Image: Via Tradition and Modernity in flux: Visual Binaries in Contemporary Iranian Photography.

Shirin Neshat, Women of Allah

Via the Metropolitan Museum of Art:

This photograph forms part of Neshat’s Women of Allah series, created between 1993 and 1997 after the artist’s first trip to Iran after the Revolution. The aesthetic of these black-and-white photographs, in which women (the artist and others) appear in veils (chadors), often bearing firearms, mimics newspaper clippings she gathered that depicted the involvement of women in the Iran-Iraq War. Neshat used these images to comment on the violence of the 1979 Iranian Revolution, after which she was barred from entering the country, and later on post-Revolution society in Iran. Historically, the role of women in Iran is fraught with repression and restriction. Thus, feminist poetry was an important source of inspiration for Neshat’s series of photographs. The verses handwritten on the photographs reinforce Neshat’s feminist beliefs (she often quotes the poet Furugh Farrukhzad) and also engage with images of violence.

Image: Via Tradition and Modernity in flux: Visual Binaries in Contemporary Iranian Photography.

BBC Attacked by Iran’s Cyber Army?

On March 1, parts of the BBC were unable to access e-mail and other internet services, possibly due to an attack caused by its systems being overwhelmed by a flood of external communication requests. 

Recent attempts were also made to disrupt the Persian Service’s London phone-lines through multiple automatic calls and to jam two BBC Satellite feeds into Iran. 

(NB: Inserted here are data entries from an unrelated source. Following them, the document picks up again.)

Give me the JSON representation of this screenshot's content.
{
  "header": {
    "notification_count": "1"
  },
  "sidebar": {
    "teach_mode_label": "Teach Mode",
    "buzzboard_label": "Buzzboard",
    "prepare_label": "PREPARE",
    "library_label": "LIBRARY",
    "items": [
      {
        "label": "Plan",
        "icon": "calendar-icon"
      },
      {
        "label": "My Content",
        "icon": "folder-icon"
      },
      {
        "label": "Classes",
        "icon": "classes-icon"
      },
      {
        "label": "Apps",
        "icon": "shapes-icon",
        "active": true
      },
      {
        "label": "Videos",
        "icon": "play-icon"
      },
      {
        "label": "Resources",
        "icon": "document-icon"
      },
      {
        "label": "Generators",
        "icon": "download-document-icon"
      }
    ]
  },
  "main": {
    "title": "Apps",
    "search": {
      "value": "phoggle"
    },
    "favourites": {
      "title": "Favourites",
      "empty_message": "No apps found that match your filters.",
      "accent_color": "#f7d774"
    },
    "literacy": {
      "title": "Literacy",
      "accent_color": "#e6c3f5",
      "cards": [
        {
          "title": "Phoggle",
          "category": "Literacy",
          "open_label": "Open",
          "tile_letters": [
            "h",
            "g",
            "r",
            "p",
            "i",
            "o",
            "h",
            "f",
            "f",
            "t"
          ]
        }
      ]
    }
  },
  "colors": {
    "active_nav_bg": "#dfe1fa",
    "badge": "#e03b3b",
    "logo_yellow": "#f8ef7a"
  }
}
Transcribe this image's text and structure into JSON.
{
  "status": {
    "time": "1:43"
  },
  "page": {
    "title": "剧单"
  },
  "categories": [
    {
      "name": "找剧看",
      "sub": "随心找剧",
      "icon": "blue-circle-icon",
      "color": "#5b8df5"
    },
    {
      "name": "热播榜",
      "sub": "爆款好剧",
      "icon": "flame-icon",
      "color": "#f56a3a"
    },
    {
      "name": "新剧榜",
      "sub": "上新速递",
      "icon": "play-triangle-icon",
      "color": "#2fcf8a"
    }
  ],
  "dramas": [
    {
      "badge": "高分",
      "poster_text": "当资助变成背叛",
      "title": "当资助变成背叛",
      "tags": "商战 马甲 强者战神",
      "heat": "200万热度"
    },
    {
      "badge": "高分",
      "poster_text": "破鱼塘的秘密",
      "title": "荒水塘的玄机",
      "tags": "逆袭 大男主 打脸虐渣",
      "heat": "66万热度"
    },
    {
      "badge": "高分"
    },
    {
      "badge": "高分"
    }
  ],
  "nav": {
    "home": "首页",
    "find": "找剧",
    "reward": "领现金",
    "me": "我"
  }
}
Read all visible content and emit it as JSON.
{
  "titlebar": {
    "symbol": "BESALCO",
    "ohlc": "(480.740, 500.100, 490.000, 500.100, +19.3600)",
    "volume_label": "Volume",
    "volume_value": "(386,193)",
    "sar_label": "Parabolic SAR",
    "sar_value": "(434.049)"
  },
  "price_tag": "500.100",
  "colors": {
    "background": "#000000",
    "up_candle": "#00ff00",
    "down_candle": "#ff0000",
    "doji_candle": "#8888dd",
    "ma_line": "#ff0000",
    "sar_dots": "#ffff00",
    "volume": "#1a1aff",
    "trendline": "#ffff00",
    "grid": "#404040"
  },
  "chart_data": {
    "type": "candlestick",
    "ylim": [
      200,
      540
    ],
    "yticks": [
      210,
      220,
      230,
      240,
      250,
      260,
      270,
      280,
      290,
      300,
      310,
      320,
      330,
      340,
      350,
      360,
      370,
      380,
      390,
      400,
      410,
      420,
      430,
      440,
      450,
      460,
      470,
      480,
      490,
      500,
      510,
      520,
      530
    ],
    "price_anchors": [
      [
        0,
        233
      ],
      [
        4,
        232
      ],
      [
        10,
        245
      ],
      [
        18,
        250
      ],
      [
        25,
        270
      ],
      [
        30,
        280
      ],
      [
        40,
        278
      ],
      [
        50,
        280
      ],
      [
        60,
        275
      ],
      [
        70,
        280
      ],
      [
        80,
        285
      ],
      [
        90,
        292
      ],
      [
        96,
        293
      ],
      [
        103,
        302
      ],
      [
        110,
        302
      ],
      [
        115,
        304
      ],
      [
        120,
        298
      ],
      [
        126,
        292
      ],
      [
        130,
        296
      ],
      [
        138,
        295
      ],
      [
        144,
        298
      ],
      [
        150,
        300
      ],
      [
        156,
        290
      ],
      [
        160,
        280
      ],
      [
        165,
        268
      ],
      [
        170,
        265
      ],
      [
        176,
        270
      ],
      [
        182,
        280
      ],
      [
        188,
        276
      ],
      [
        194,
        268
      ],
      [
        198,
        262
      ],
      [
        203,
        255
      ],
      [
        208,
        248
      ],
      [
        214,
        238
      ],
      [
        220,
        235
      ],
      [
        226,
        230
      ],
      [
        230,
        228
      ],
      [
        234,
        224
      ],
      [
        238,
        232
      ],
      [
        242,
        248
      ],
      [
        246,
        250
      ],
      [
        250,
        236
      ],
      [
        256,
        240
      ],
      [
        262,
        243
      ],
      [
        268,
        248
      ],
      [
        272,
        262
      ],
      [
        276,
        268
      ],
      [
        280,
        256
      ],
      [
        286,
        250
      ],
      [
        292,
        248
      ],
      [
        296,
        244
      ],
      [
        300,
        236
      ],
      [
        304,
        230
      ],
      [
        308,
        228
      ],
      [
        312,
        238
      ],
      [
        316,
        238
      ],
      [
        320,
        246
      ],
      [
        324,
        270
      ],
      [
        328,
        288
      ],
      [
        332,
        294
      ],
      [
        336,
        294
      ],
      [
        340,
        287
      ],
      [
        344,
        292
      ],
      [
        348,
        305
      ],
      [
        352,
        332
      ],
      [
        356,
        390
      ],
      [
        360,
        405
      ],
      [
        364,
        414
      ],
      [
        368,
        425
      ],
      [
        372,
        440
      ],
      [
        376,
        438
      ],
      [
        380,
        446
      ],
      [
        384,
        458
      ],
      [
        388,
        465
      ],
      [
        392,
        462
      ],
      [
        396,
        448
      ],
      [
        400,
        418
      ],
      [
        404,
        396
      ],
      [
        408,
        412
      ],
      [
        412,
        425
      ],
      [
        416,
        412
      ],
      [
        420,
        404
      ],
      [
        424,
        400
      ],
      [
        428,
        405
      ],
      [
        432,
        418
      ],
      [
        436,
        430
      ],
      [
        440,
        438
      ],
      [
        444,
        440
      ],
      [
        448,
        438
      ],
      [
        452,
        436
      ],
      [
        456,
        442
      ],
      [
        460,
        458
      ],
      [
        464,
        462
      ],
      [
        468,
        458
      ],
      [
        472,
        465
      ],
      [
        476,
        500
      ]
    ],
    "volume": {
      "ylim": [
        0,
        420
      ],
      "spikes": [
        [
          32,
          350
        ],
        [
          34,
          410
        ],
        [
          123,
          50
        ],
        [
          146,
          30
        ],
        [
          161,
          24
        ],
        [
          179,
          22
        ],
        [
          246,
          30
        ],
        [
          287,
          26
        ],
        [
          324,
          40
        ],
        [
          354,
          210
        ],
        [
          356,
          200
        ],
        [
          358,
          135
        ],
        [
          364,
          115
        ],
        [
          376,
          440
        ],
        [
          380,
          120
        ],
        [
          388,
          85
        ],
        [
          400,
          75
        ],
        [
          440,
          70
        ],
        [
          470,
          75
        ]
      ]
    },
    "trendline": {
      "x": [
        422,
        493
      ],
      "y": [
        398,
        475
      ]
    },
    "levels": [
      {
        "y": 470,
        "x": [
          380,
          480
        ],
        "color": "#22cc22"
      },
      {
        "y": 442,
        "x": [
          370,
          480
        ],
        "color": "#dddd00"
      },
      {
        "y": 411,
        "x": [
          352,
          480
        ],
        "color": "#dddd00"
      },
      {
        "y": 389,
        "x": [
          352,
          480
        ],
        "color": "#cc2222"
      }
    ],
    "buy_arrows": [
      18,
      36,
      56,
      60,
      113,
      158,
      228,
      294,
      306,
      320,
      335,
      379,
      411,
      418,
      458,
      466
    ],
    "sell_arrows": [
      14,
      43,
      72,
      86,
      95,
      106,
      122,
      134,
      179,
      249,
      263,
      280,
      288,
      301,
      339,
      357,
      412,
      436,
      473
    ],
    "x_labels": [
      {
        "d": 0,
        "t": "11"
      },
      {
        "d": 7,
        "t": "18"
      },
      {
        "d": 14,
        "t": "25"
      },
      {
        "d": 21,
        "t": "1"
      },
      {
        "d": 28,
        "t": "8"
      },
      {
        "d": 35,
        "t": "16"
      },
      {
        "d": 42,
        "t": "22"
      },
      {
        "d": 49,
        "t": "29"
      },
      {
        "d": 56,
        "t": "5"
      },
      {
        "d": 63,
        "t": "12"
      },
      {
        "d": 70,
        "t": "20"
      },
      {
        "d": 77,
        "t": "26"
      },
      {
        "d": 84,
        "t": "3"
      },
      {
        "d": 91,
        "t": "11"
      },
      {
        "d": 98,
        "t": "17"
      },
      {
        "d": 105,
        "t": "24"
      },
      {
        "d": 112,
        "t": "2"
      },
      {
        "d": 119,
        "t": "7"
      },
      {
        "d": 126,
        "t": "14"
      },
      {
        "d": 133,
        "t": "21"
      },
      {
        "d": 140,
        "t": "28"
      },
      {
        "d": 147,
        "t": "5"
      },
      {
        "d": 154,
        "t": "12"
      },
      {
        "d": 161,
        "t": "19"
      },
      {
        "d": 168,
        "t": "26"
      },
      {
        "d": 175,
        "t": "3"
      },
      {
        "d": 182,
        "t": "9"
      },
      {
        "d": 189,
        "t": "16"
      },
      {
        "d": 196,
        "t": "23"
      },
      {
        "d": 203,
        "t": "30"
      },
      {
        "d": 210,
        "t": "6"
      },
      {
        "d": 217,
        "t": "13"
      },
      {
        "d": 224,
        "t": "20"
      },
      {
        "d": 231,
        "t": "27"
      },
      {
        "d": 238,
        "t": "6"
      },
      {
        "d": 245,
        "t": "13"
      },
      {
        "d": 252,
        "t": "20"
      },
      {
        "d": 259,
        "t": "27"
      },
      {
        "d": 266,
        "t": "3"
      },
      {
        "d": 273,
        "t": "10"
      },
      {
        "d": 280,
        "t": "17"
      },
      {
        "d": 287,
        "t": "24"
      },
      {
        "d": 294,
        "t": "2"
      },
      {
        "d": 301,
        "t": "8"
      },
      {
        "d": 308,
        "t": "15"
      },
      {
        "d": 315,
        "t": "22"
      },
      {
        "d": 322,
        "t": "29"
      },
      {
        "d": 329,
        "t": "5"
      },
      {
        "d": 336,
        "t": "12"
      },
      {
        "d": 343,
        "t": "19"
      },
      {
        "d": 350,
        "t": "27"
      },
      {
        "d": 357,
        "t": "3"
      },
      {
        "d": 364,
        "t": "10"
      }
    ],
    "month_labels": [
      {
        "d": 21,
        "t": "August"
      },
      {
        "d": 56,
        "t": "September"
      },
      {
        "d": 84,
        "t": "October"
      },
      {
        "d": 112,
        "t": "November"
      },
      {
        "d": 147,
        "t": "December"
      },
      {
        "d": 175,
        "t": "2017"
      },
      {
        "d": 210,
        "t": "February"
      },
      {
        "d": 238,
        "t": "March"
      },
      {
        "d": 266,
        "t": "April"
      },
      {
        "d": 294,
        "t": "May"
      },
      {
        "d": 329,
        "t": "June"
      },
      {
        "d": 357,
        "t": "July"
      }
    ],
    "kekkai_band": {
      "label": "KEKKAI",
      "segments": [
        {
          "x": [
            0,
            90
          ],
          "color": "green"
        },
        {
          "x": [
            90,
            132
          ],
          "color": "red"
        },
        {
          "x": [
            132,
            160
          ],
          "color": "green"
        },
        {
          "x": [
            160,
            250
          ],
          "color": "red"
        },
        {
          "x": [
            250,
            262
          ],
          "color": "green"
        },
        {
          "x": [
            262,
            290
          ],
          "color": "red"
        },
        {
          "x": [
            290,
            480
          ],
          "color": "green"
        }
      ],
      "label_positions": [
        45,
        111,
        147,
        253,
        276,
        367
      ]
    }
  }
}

Though Director General Mark Thompson would not comment on the details of these attacks, he did write a blog post last month on interference and harassment of BBC Persian service by the Iranian authorities. 

via BBC News:

The revelations follow Reporters Without Borders "Enemies of the Internet" report which was released at the start of the week. 

The free-speech lobby group reported that Iran and some of the other countries on its register “censor internet access so effectively that they restrict their populations to local intranets that bear no resemblance to the world wide web.”

Iran’s Revolutionary Guard created a “cyber army” in 2010. Hundreds of net users have been arrested and some even sentenced to death.

US intelligence suggests no Iranian nukes

US intelligence suggests that while Iran is continuing work on its uranium enrichment facilities, there are currently no indications that it has begun work on a nuclear weapon, the US defense secretary has said.

Via mohandasgandhi

FJP: Unless you’re CNN’s Erin Burnett. Then you take the same footage but claim that Iran’s on the cusp of targeting the United States with nuclear tipped ICBMs.

Via Glenn Greenwald:

I’ll just note that [Burnett] begins her remarks by announcing that “no one buys Iran’s claim that its nuclear program is for peaceful purposes,” and to prove her point, she immediately introduces footage of yesterday’s Congressional testimony by Director of National Intelligence James Clapper which, she said, “drove that message home.” Except the clip then showed Clapper saying this: “Iran’s technical advances … strengthen our assessment that Iran is more than capable of producing enough highly enriched uranium for a weapon if its political leaders, specifically the Supreme Leader himself, choose to do so.” Is there really not a single brain in the entire CNN apparatus that stirs in the presence of a contradiction this glaring that it virtually screams its demand to be recognized? And that’s to say nothing of the fact that Leon Panetta just yesterday said “the intelligence does not show that they’ve made the decision to proceed with developing a nuclear weapon,” a fact that Burnett did not manage to mention, even though the same fact was also expressed last month by Israeli officials (“The Israeli view is that while Iran continues to improve its nuclear capabilities, it has not yet decided whether to translate these capabilities into a nuclear weapon”).

Click through for video of Burnett’s interview with NY Representative Peter King.